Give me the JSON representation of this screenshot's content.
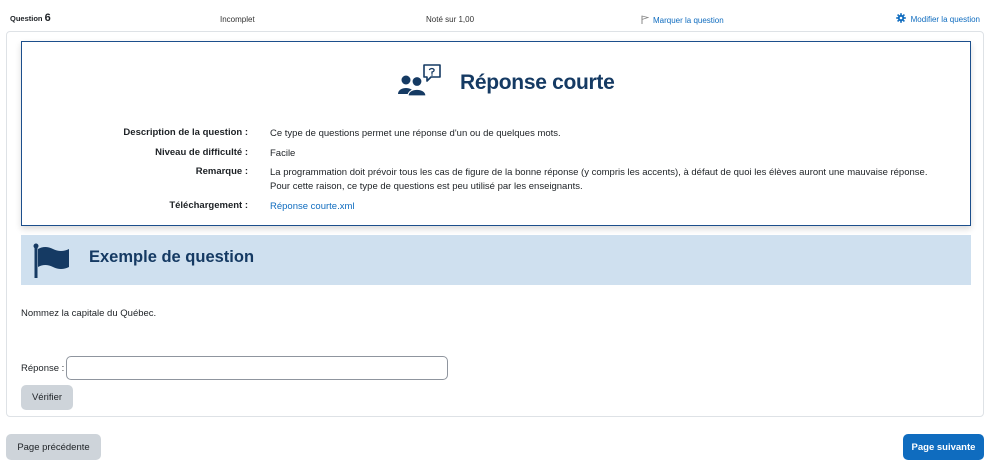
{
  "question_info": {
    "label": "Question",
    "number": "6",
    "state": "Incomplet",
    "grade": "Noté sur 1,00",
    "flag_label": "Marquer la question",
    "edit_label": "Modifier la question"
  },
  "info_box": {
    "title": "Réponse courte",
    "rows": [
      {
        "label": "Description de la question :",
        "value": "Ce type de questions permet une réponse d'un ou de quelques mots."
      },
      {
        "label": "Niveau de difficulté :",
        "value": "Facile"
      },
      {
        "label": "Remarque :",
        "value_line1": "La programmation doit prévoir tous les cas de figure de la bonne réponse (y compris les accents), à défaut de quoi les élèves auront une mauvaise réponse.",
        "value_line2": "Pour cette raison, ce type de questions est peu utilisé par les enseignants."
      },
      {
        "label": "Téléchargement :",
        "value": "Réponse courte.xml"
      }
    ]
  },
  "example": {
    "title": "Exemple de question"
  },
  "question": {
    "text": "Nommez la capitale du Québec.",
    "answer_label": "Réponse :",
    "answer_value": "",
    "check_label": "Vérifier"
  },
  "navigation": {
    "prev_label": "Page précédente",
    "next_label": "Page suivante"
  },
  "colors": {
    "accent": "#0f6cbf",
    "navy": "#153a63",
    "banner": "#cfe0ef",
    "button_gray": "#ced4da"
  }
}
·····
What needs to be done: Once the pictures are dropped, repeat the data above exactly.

Worked solution:
Give me the JSON representation of this screenshot's content.
{
  "question_info": {
    "label": "Question",
    "number": "6",
    "state": "Incomplet",
    "grade": "Noté sur 1,00",
    "flag_label": "Marquer la question",
    "edit_label": "Modifier la question"
  },
  "info_box": {
    "title": "Réponse courte",
    "rows": [
      {
        "label": "Description de la question :",
        "value": "Ce type de questions permet une réponse d'un ou de quelques mots."
      },
      {
        "label": "Niveau de difficulté :",
        "value": "Facile"
      },
      {
        "label": "Remarque :",
        "value_line1": "La programmation doit prévoir tous les cas de figure de la bonne réponse (y compris les accents), à défaut de quoi les élèves auront une mauvaise réponse.",
        "value_line2": "Pour cette raison, ce type de questions est peu utilisé par les enseignants."
      },
      {
        "label": "Téléchargement :",
        "value": "Réponse courte.xml"
      }
    ]
  },
  "example": {
    "title": "Exemple de question"
  },
  "question": {
    "text": "Nommez la capitale du Québec.",
    "answer_label": "Réponse :",
    "answer_value": "",
    "check_label": "Vérifier"
  },
  "navigation": {
    "prev_label": "Page précédente",
    "next_label": "Page suivante"
  },
  "colors": {
    "accent": "#0f6cbf",
    "navy": "#153a63",
    "banner": "#cfe0ef",
    "button_gray": "#ced4da"
  }
}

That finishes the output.